• **ABOUT THIS TASK**:
The expected response is the full listing, retyped exactly, without its images.

Top of DATA FOR THIS TASK

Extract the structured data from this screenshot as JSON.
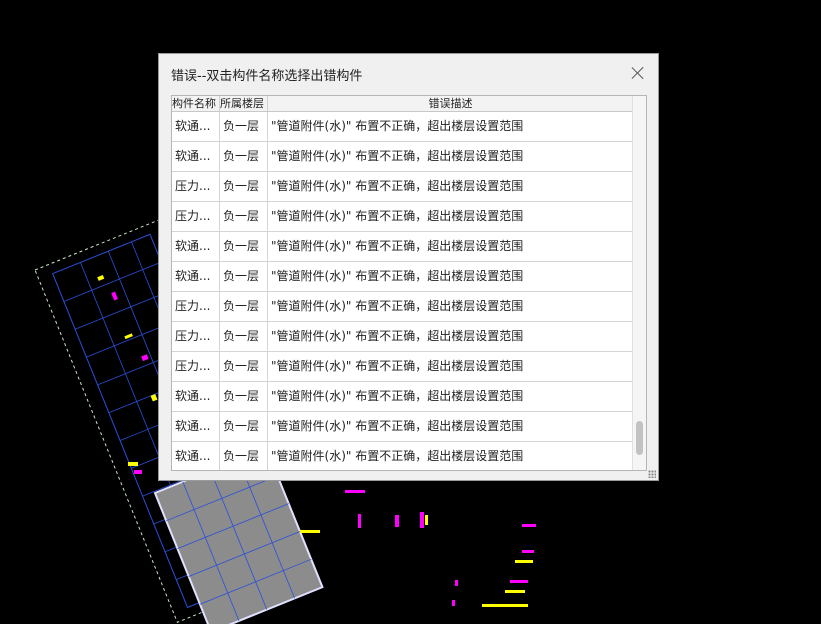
{
  "dialog": {
    "title": "错误--双击构件名称选择出错构件",
    "close_icon": "close-icon"
  },
  "table": {
    "columns": [
      "构件名称",
      "所属楼层",
      "错误描述"
    ],
    "rows": [
      [
        "软通...",
        "负一层",
        "\"管道附件(水)\" 布置不正确，超出楼层设置范围"
      ],
      [
        "软通...",
        "负一层",
        "\"管道附件(水)\" 布置不正确，超出楼层设置范围"
      ],
      [
        "压力...",
        "负一层",
        "\"管道附件(水)\" 布置不正确，超出楼层设置范围"
      ],
      [
        "压力...",
        "负一层",
        "\"管道附件(水)\" 布置不正确，超出楼层设置范围"
      ],
      [
        "软通...",
        "负一层",
        "\"管道附件(水)\" 布置不正确，超出楼层设置范围"
      ],
      [
        "软通...",
        "负一层",
        "\"管道附件(水)\" 布置不正确，超出楼层设置范围"
      ],
      [
        "压力...",
        "负一层",
        "\"管道附件(水)\" 布置不正确，超出楼层设置范围"
      ],
      [
        "压力...",
        "负一层",
        "\"管道附件(水)\" 布置不正确，超出楼层设置范围"
      ],
      [
        "压力...",
        "负一层",
        "\"管道附件(水)\" 布置不正确，超出楼层设置范围"
      ],
      [
        "软通...",
        "负一层",
        "\"管道附件(水)\" 布置不正确，超出楼层设置范围"
      ],
      [
        "软通...",
        "负一层",
        "\"管道附件(水)\" 布置不正确，超出楼层设置范围"
      ],
      [
        "软通...",
        "负一层",
        "\"管道附件(水)\" 布置不正确，超出楼层设置范围"
      ]
    ]
  },
  "colors": {
    "canvas_bg": "#000000",
    "grid_line": "#2a4fd8",
    "axis_line": "#c8e6c8",
    "magenta": "#ff00ff",
    "yellow": "#ffff00",
    "slab_fill": "#8c8c8c"
  }
}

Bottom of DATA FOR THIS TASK

• **TASK ANSWER**:
Extract the structured data from this screenshot as JSON.
{
  "dialog": {
    "title": "错误--双击构件名称选择出错构件",
    "close_icon": "close-icon"
  },
  "table": {
    "columns": [
      "构件名称",
      "所属楼层",
      "错误描述"
    ],
    "rows": [
      [
        "软通...",
        "负一层",
        "\"管道附件(水)\" 布置不正确，超出楼层设置范围"
      ],
      [
        "软通...",
        "负一层",
        "\"管道附件(水)\" 布置不正确，超出楼层设置范围"
      ],
      [
        "压力...",
        "负一层",
        "\"管道附件(水)\" 布置不正确，超出楼层设置范围"
      ],
      [
        "压力...",
        "负一层",
        "\"管道附件(水)\" 布置不正确，超出楼层设置范围"
      ],
      [
        "软通...",
        "负一层",
        "\"管道附件(水)\" 布置不正确，超出楼层设置范围"
      ],
      [
        "软通...",
        "负一层",
        "\"管道附件(水)\" 布置不正确，超出楼层设置范围"
      ],
      [
        "压力...",
        "负一层",
        "\"管道附件(水)\" 布置不正确，超出楼层设置范围"
      ],
      [
        "压力...",
        "负一层",
        "\"管道附件(水)\" 布置不正确，超出楼层设置范围"
      ],
      [
        "压力...",
        "负一层",
        "\"管道附件(水)\" 布置不正确，超出楼层设置范围"
      ],
      [
        "软通...",
        "负一层",
        "\"管道附件(水)\" 布置不正确，超出楼层设置范围"
      ],
      [
        "软通...",
        "负一层",
        "\"管道附件(水)\" 布置不正确，超出楼层设置范围"
      ],
      [
        "软通...",
        "负一层",
        "\"管道附件(水)\" 布置不正确，超出楼层设置范围"
      ]
    ]
  },
  "colors": {
    "canvas_bg": "#000000",
    "grid_line": "#2a4fd8",
    "axis_line": "#c8e6c8",
    "magenta": "#ff00ff",
    "yellow": "#ffff00",
    "slab_fill": "#8c8c8c"
  }
}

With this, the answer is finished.